Here at livegreenbegreen, we are always searching for new and inventive ways to maintain a green lifestyle. So when I came across this article which detailed the environmental effects of our deaths, my interest peaked to say the least.
The article, written by Yuan Gao and Robert Short, describes the environmental problem our passing’s cause as, “Every cremation creates about 160 kg of carbon dioxide (CO2).” This is a particular problem in China where nearly five million bodies were cremated in 2011 alone. More staggering is that the rate of cremation is increasing due to the aging population, which ultimately will result in an estimated 143,066 tons of additional CO2 being emitted. This figure fails to mention the other pollutions that will be released as a result of the process including, “…Sulfur dioxide, nitrogen oxides, monoxide, hydrocarbons, hydrogen sulfide, ammonia, hydrogen chloride, hydrogen fluoride, and mercury among others.”
Thankfully, the authors propose greener options to combat this growing problem. They advocate, “Burying the corpse in a simple and biodegradable bag or container under a tree, without building stone tombs or erecting tombstones.” This ultimately would save valuable land space in addition to reducing the emissions from a cremation alternative. Also, the additive of placing the bodies near trees enables them to absorb CO2 that naturally emits from the decaying body and enables them to grow naturally and sustainably. Lastly, this practice saves wood for those buried in wood coffins, and makes ecological sense in that our bodies, in an act of retribution, serve as a natural fertilizer for the earth we used during our lifetimes.

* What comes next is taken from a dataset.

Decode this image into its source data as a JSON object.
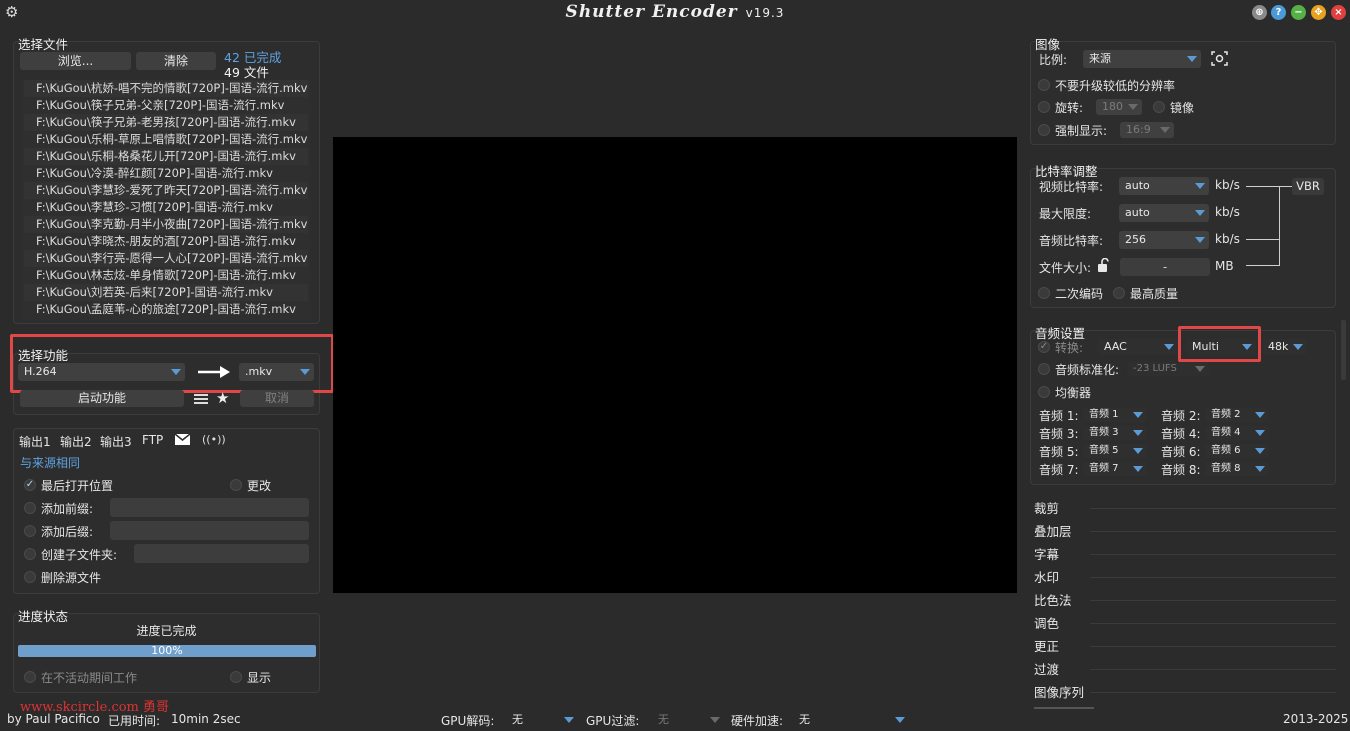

While we tend to focus on changing our current habits to affect the world in a positive place, similarly our posthumous actions can have a lasting impact on our environment. By changing the way we think, we can all have a positive bearing on our planet both during our lifetime, and after death.